Stop the presses?
Just four months after the Austin American-Statesman was sold, the new owner is extending buyout offers to every one of the daily newspaper’s 200-plus employees. While observers predict this will lead to dramatic staffing cuts and diminished news coverage, they doubt it will result in a shutdown of the Statesman.
Rich Oppel, interim editor in chief of Texas Monthly and editor of the Statesman from 1995 to 2008, thinks it’s more likely the Statesman’s print edition will vanish in five to seven years.
“The future is digital,” Oppel tells CultureMap. “I would not be surprised to see continued hiring — even with buyouts — to bring in newspeople who are ‘digital natives’ and will help migrate the Statesman to strong non-print platforms.”
Former journalist Wanda Garner Cash, retired associate director of the University of Texas School of Journalism, says she’s “dismayed and saddened” by the Statesman news, which surfaced August 10.
“Every person in Central Texas, the state of Texas, and the nation should be also dismayed and discouraged by the Statesman offering buyouts to its entire workforce,” Cash tells CultureMap. “This move signals the new owner’s lack of appreciation for the dedicated staff, and it says the new owner regards the staff as disposable.”
“If even one reporter or photographer accepts the buyout,” she adds, “the community will suffer from a loss of coverage and institutional knowledge.”
Rick Edmonds, a media business analyst at the nonprofit Poynter Institute, says Austin isn’t in danger of losing its only daily newspaper — at least anytime soon — since Pittsford, New York-based GateHouse Media, LLC purchased the Statesman in April for $47.5 million from its longtime owner, Atlanta-based Cox Media Group Inc.
But the offering of severance packages to Statesman employees probably will reduce the staff “substantially,” meaning fewer resources for reporting local news and, therefore, thinner print editions, Edmonds says.

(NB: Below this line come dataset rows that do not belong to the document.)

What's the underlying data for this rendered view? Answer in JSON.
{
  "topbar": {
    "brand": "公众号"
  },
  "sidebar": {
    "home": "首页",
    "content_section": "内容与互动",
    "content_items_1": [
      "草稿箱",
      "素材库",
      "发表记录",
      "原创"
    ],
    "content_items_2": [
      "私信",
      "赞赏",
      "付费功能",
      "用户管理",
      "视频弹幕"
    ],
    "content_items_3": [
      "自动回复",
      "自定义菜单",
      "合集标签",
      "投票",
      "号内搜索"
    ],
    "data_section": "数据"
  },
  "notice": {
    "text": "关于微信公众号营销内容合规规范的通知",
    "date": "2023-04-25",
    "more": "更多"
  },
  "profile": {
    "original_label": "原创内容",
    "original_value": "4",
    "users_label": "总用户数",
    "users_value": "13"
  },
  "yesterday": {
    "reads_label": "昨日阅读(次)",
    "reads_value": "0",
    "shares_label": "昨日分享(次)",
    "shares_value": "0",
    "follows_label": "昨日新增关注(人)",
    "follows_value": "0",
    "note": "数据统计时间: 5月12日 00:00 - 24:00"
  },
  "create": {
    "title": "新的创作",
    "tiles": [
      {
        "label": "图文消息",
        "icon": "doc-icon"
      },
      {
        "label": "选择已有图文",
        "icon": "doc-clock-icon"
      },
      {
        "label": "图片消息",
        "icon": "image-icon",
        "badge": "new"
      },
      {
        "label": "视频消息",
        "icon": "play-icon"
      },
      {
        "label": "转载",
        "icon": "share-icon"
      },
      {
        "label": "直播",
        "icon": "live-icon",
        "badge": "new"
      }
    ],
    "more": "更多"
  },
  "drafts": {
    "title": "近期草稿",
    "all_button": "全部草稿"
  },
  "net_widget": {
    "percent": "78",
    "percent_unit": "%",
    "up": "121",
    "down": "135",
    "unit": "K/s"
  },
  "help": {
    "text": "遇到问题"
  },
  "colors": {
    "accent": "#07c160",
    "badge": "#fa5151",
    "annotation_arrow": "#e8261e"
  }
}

“Offering everyone buyouts is a pretty standard way of doing a staff reduction,” Edmonds tells CultureMap. “That way, people who are nearly ready to leave and want the severance can do it. Fewer people who really want to stay need to be laid off.”
On August 10, the Statesman reported newspaper-wide eligibility for voluntary severance packages. Any employee who accepts a severance deal will leave the company in September.
“This also allows us to better align our resources around the areas of most importance to our readers and advertisers,” Statesman publisher Susie Biehle told her newspaper.
Statesman executives will consider whether to accept staffers’ buyout requests based on the paper’s business needs and news coverage needs, Biehle says.
“We are aggressively pursuing a path to greater revenue diversification and eventual overall growth to better support our entire operation,” Biehle says. “In the challenging media landscape that affects all Texas newspapers, this path doesn’t stray from our commitment to do journalism with impact.”
That being said, the Statesman is ceasing publication of Ahora Sí, an award-winning weekly Spanish-language newspaper, on October 11.
The potential buyouts at the Statesman underscore a sad reality about the modern-day newspaper business: Shrinking readership and revenue are triggering an overall decline in reporting of local news.
“What I hope we do not see is a further diminishment of local reporting here in Austin and across the state,” Oppel says. “In a case where you have a buyout, what is most at risk is the depth and experience of reporting. Most buyouts are taken by veteran newspeople who are near retirement.”
“I’m sure the Statesman editor, Debbie Hiott, is working hard to balance the expectations of ownership for reduced or reallocated expenses with the need for experience on the major beats,” Oppel adds.